━━━━━ Data for processing ━━━━━

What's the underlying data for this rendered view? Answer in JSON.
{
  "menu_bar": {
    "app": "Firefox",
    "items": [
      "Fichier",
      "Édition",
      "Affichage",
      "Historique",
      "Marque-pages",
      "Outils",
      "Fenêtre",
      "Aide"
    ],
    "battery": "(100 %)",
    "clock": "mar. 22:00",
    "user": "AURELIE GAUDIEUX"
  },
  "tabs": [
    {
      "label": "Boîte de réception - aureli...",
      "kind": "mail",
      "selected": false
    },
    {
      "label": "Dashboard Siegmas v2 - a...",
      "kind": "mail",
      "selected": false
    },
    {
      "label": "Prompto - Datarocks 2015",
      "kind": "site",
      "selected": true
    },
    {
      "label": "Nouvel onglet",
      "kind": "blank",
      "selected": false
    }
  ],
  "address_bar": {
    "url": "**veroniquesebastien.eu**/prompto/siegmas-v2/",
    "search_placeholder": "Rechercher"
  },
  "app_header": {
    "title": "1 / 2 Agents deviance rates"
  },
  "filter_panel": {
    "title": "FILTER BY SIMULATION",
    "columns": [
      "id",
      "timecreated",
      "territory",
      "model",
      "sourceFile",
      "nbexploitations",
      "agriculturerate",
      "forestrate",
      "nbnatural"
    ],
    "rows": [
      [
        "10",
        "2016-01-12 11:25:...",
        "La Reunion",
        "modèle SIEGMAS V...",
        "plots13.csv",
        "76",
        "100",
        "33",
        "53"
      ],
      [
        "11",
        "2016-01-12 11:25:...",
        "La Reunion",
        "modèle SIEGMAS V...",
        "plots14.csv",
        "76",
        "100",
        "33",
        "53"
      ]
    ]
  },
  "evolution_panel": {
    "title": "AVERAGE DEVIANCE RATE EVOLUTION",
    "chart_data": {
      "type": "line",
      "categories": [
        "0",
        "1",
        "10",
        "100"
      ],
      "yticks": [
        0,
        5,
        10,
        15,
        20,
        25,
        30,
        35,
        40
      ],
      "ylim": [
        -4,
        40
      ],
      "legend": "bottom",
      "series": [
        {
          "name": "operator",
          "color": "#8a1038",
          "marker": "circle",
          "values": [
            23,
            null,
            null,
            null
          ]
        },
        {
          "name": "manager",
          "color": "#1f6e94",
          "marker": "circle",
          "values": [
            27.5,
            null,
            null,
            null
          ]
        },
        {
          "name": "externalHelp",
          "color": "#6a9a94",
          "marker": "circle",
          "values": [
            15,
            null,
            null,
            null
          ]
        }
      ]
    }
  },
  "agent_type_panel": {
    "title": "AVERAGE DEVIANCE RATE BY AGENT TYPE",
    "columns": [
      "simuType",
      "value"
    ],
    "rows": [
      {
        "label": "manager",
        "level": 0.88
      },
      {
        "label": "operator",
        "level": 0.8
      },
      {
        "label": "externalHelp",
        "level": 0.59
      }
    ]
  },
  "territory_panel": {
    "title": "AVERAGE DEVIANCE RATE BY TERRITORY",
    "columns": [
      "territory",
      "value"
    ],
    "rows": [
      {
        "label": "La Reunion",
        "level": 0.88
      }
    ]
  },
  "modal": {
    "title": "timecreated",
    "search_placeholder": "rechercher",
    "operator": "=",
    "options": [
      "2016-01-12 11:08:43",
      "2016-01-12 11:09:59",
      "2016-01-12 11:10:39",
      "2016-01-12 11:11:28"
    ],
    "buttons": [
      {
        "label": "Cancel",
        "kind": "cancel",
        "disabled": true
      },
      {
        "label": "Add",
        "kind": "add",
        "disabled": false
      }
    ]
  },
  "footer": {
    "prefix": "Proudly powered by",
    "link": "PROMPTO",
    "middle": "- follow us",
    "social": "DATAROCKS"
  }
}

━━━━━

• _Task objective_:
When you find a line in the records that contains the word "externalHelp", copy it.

• _Exercise answer_:
          "name": "externalHelp",
        "label": "externalHelp",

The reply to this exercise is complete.